The critics will also argue that Shaq could’ve stretched his gifts to the max had he dedicated himself to staying in shape and expanding his game instead of exploring his many diverse interests outside of the court. Still, it’s those outside interests, the goofy one-liners and “your mama” jokes, the vast list of nicknames he’s coined (we won’t get into the ones he’s given himself, but Shaq does gets credit for “The Big Fundamental,” “The Truth,” and “Flash”), the commercials, the crazy All-Star “sneaker contraptions” (we’ve seen cell phone shoes, a camcorder shoes, a slot-machine shoe and remote-control shoe car), the movie cameos and music videos that made Shaq what he was.

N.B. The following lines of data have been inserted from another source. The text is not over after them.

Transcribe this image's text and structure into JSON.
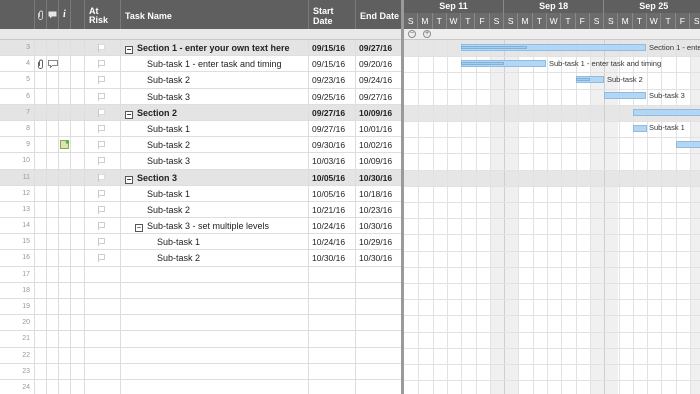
{
  "grid": {
    "headers": {
      "at_risk": "At Risk",
      "task_name": "Task Name",
      "start_date": "Start Date",
      "end_date": "End Date"
    },
    "rows": [
      {
        "num": "3",
        "name": "Section 1 - enter your own text here",
        "start": "09/15/16",
        "end": "09/27/16"
      },
      {
        "num": "4",
        "name": "Sub-task 1 - enter task and timing",
        "start": "09/15/16",
        "end": "09/20/16"
      },
      {
        "num": "5",
        "name": "Sub-task 2",
        "start": "09/23/16",
        "end": "09/24/16"
      },
      {
        "num": "6",
        "name": "Sub-task 3",
        "start": "09/25/16",
        "end": "09/27/16"
      },
      {
        "num": "7",
        "name": "Section 2",
        "start": "09/27/16",
        "end": "10/09/16"
      },
      {
        "num": "8",
        "name": "Sub-task 1",
        "start": "09/27/16",
        "end": "10/01/16"
      },
      {
        "num": "9",
        "name": "Sub-task 2",
        "start": "09/30/16",
        "end": "10/02/16"
      },
      {
        "num": "10",
        "name": "Sub-task 3",
        "start": "10/03/16",
        "end": "10/09/16"
      },
      {
        "num": "11",
        "name": "Section 3",
        "start": "10/05/16",
        "end": "10/30/16"
      },
      {
        "num": "12",
        "name": "Sub-task 1",
        "start": "10/05/16",
        "end": "10/18/16"
      },
      {
        "num": "13",
        "name": "Sub-task 2",
        "start": "10/21/16",
        "end": "10/23/16"
      },
      {
        "num": "14",
        "name": "Sub-task 3 - set multiple levels",
        "start": "10/24/16",
        "end": "10/30/16"
      },
      {
        "num": "15",
        "name": "Sub-task 1",
        "start": "10/24/16",
        "end": "10/29/16"
      },
      {
        "num": "16",
        "name": "Sub-task 2",
        "start": "10/30/16",
        "end": "10/30/16"
      },
      {
        "num": "17",
        "name": "",
        "start": "",
        "end": ""
      },
      {
        "num": "18",
        "name": "",
        "start": "",
        "end": ""
      },
      {
        "num": "19",
        "name": "",
        "start": "",
        "end": ""
      },
      {
        "num": "20",
        "name": "",
        "start": "",
        "end": ""
      },
      {
        "num": "21",
        "name": "",
        "start": "",
        "end": ""
      },
      {
        "num": "22",
        "name": "",
        "start": "",
        "end": ""
      },
      {
        "num": "23",
        "name": "",
        "start": "",
        "end": ""
      },
      {
        "num": "24",
        "name": "",
        "start": "",
        "end": ""
      }
    ]
  },
  "gantt": {
    "weeks": [
      "Sep 11",
      "Sep 18",
      "Sep 25"
    ],
    "days": [
      "S",
      "M",
      "T",
      "W",
      "T",
      "F",
      "S",
      "S",
      "M",
      "T",
      "W",
      "T",
      "F",
      "S",
      "S",
      "M",
      "T",
      "W",
      "T",
      "F",
      "S"
    ],
    "bar_labels": {
      "section1": "Section 1 - enter",
      "s1_task1": "Sub-task 1 - enter task and timing",
      "s1_task2": "Sub-task 2",
      "s1_task3": "Sub-task 3",
      "s2_task1": "Sub-task 1"
    }
  },
  "colors": {
    "header_bg": "#5f5f5f",
    "section_bg": "#e4e4e4",
    "bar_fill": "#b3d6f2",
    "bar_border": "#8dbde4"
  }
}
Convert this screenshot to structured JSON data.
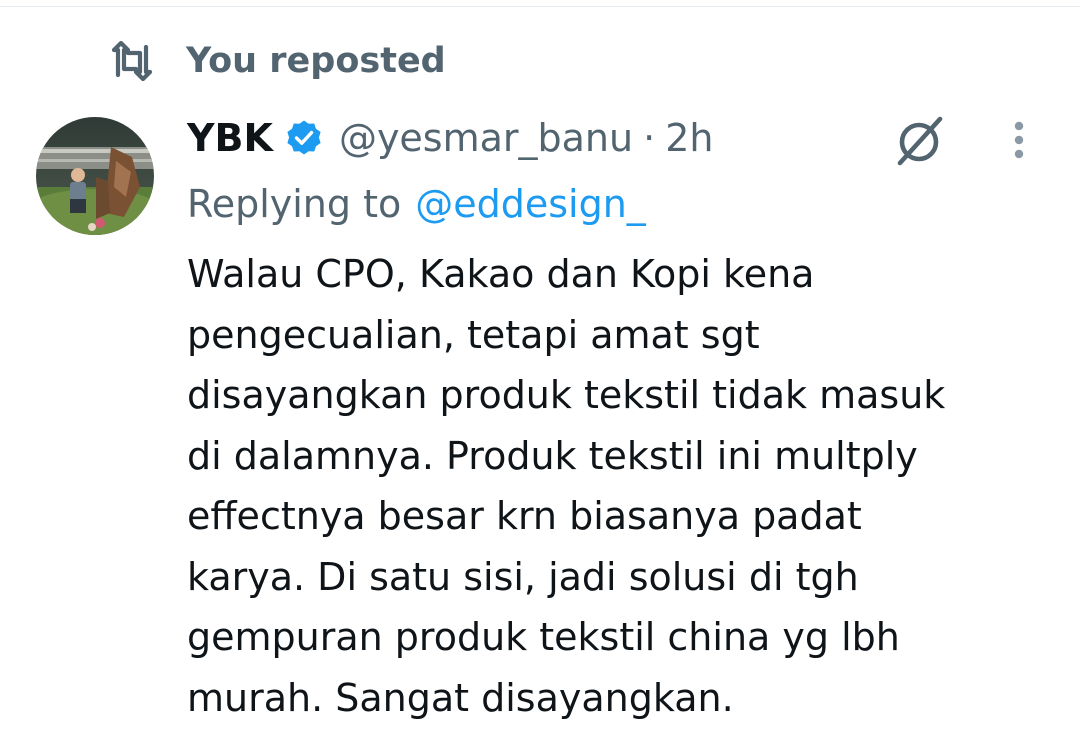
{
  "repost": {
    "label": "You reposted",
    "icon": "repost-icon"
  },
  "author": {
    "display_name": "YBK",
    "verified_icon": "verified-badge-icon",
    "handle": "@yesmar_banu",
    "separator": "·",
    "time": "2h"
  },
  "reply": {
    "prefix": "Replying to",
    "to": "@eddesign_"
  },
  "tweet": {
    "lines": [
      "Walau CPO, Kakao dan Kopi kena",
      "pengecualian, tetapi amat sgt",
      "disayangkan produk tekstil tidak masuk",
      "di dalamnya. Produk tekstil ini multply",
      "effectnya besar krn biasanya padat",
      "karya. Di satu sisi, jadi solusi di tgh",
      "gempuran produk tekstil china yg lbh",
      "murah. Sangat disayangkan."
    ]
  },
  "icons": {
    "grok": "grok-icon",
    "more": "more-options-icon"
  },
  "colors": {
    "text_primary": "#0f1419",
    "text_secondary": "#536471",
    "accent_blue": "#1d9bf0"
  }
}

Even in his post playing days, Shaq is still entertaining. As the comedy effect on Inside the NBA, the grinning shill for any and everything or just being the biggest fun-loving man on the planet.
Shaquille O’Neal will soon reach hoops immortality. His impact on the game made him a legend, and his dominance on the court will probably never be matched by anyone at the center position.
While it’s true that all good things must come to an end, it’s only fitting that the end of the basketball road for Shaq is the Hall of Fame, where he belongs alongside all of the other great players and coaches who have made basketball what it is today.
Congrats, big fella. You deserve it.